December 6, 2010

This March, Habitat for Humanity started building 17 LEED-certified homes on Hebert St and Sullivan Ave in the Old North St. Louis neighborhood.  I was very excited when I first saw the renderings and am even more happy now that I’ve seen them in real life.

Three New Infill Homes in Old North St. Louis

I am particularly happy to see new flounder houses in the neighborhood.  Several flounders help make up these new habitat homes.  Just a block away from the flounder above is an old one in pretty bad condition.

Crumbling Flounder Alley House in Old North St. Louis

The new homes built by Habitat for Humanity are wonderful additions to the neighborhood and their completion really adds to the momentum and excitement of the reopening of 14th street.

More of the New Homes

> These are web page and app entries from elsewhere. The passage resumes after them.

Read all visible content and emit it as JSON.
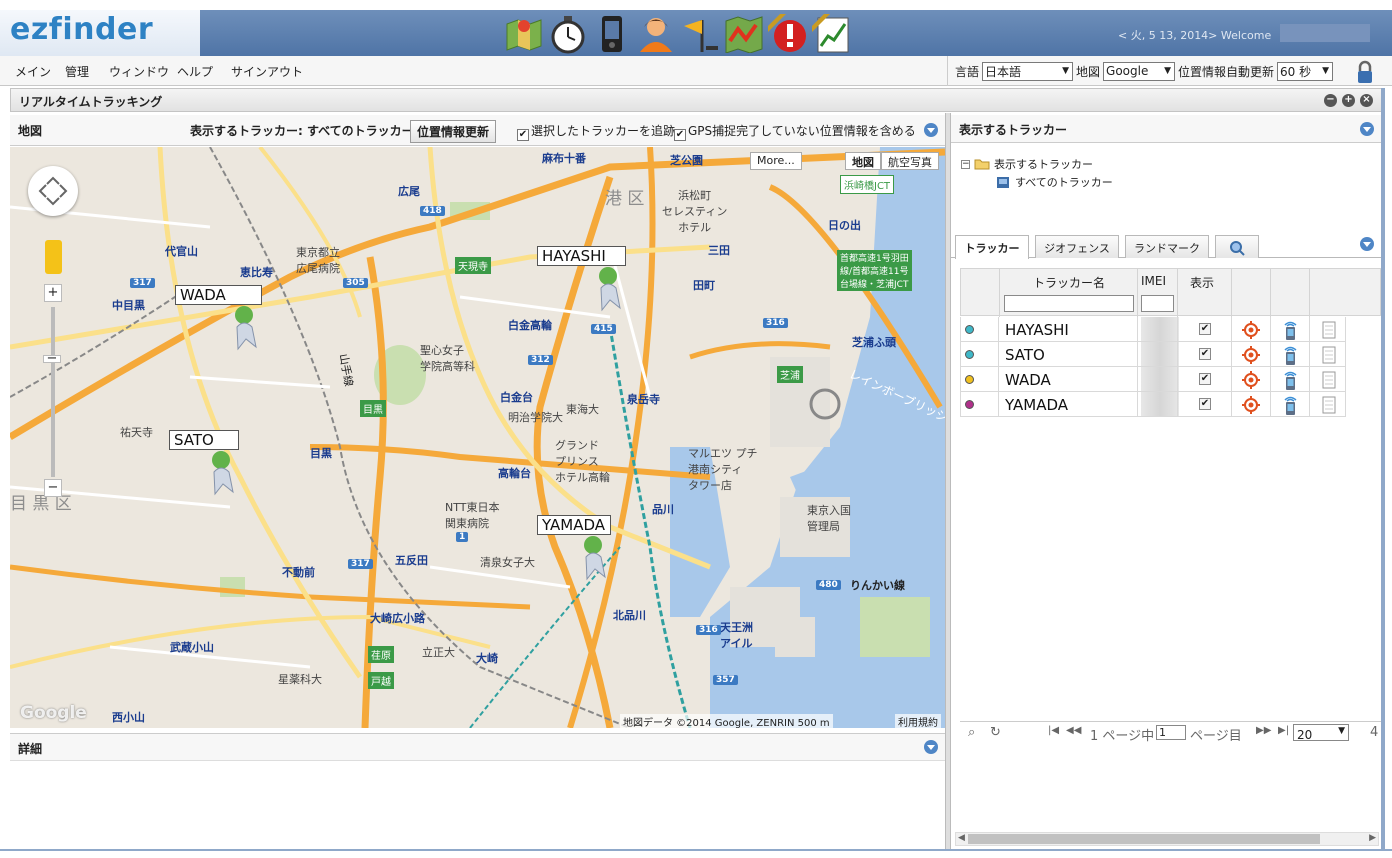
{
  "app": {
    "logo": "ezfinder",
    "welcome": "< 火, 5 13, 2014> Welcome"
  },
  "toolbar_icons": [
    "map-icon",
    "stopwatch-icon",
    "phone-icon",
    "user-icon",
    "flag-icon",
    "route-map-icon",
    "premium-alert-icon",
    "premium-report-icon"
  ],
  "menu": [
    "メイン",
    "管理",
    "ウィンドウ",
    "ヘルプ",
    "サインアウト"
  ],
  "settings": {
    "language_label": "言語",
    "language_value": "日本語",
    "map_label": "地図",
    "map_value": "Google",
    "refresh_label": "位置情報自動更新",
    "refresh_value": "60 秒"
  },
  "panel": {
    "title": "リアルタイムトラッキング"
  },
  "map_header": {
    "title": "地図",
    "trackers_label": "表示するトラッカー: すべてのトラッカー",
    "update_button": "位置情報更新",
    "follow_label": "選択したトラッカーを追跡",
    "gps_label": "GPS捕捉完了していない位置情報を含める"
  },
  "map": {
    "more_button": "More...",
    "type_map": "地図",
    "type_satellite": "航空写真",
    "attribution": "地図データ ©2014 Google, ZENRIN   500 m",
    "terms": "利用規約",
    "google_logo": "Google",
    "labels": {
      "minato": "港 区",
      "meguro": "目 黒 区",
      "azabu": "麻布十番",
      "shiba": "芝公園",
      "hiroo": "広尾",
      "ebisu": "恵比寿",
      "nakameguro": "中目黒",
      "daikanyama": "代官山",
      "shirokane": "白金高輪",
      "shirokanedai": "白金台",
      "mita": "三田",
      "tamachi": "田町",
      "sengakuji": "泉岳寺",
      "shinagawa": "品川",
      "kitashinagawa": "北品川",
      "gotanda": "五反田",
      "osaki": "大崎",
      "osakihirokoji": "大崎広小路",
      "fudomae": "不動前",
      "musashikoyama": "武蔵小山",
      "nishikoyama": "西小山",
      "meguro_st": "目黒",
      "takanawadai": "高輪台",
      "tennozu": "天王洲\nアイル",
      "shibaura": "芝浦ふ頭",
      "hinode": "日の出",
      "rinkai": "りんかい線",
      "yamanote": "山手線",
      "rainbow": "レインボーブリッジ",
      "hospital": "東京都立\n広尾病院",
      "meiji": "明治学院大",
      "tokai": "東海大",
      "seishin": "聖心女子\n学院高等科",
      "yutenji": "祐天寺",
      "ntt": "NTT東日本\n関東病院",
      "shimizu": "清泉女子大",
      "rissho": "立正大",
      "hoshi": "星薬科大",
      "grand_prince": "グランド\nプリンス\nホテル高輪",
      "marche": "マルエツ プチ\n港南シティ\nタワー店",
      "immigration": "東京入国\n管理局",
      "westin": "浜松町\nセレスティン\nホテル"
    },
    "route_labels": {
      "tengenji": "天現寺",
      "shibaura_rt": "芝浦",
      "meguro_rt": "目黒",
      "hamazaki": "浜崎橋JCT",
      "expressway": "首都高速1号羽田\n線/首都高速11号\n台場線・芝浦JCT",
      "ebara": "荏原",
      "togoshi": "戸越"
    },
    "shields": [
      "418",
      "305",
      "317",
      "415",
      "312",
      "316",
      "317",
      "480",
      "357",
      "316",
      "1"
    ]
  },
  "trackers_on_map": [
    {
      "name": "WADA"
    },
    {
      "name": "HAYASHI"
    },
    {
      "name": "SATO"
    },
    {
      "name": "YAMADA"
    }
  ],
  "details": {
    "title": "詳細"
  },
  "right": {
    "title": "表示するトラッカー",
    "tree_root": "表示するトラッカー",
    "tree_child": "すべてのトラッカー",
    "tabs": [
      "トラッカー",
      "ジオフェンス",
      "ランドマーク"
    ],
    "columns": {
      "name": "トラッカー名",
      "imei": "IMEI",
      "display": "表示"
    },
    "rows": [
      {
        "name": "HAYASHI",
        "color": "#3fb8c8",
        "display": "✔"
      },
      {
        "name": "SATO",
        "color": "#3fb8c8",
        "display": "✔"
      },
      {
        "name": "WADA",
        "color": "#f0c020",
        "display": "✔"
      },
      {
        "name": "YAMADA",
        "color": "#b0308a",
        "display": "✔"
      }
    ],
    "pager": {
      "page_prefix": "1 ページ中",
      "page_value": "1",
      "page_suffix": "ページ目",
      "per_page": "20",
      "total": "4"
    }
  }
}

The red color of the new homes blends in fairly nicely with the brick that the rest of the neighborhood is built out of, and I even like the awnings.  Thank you to Habitat for Humanity and everyone who helped out with this project.  The final product looks great!  For more photos of the new houses, see my small flickr set here.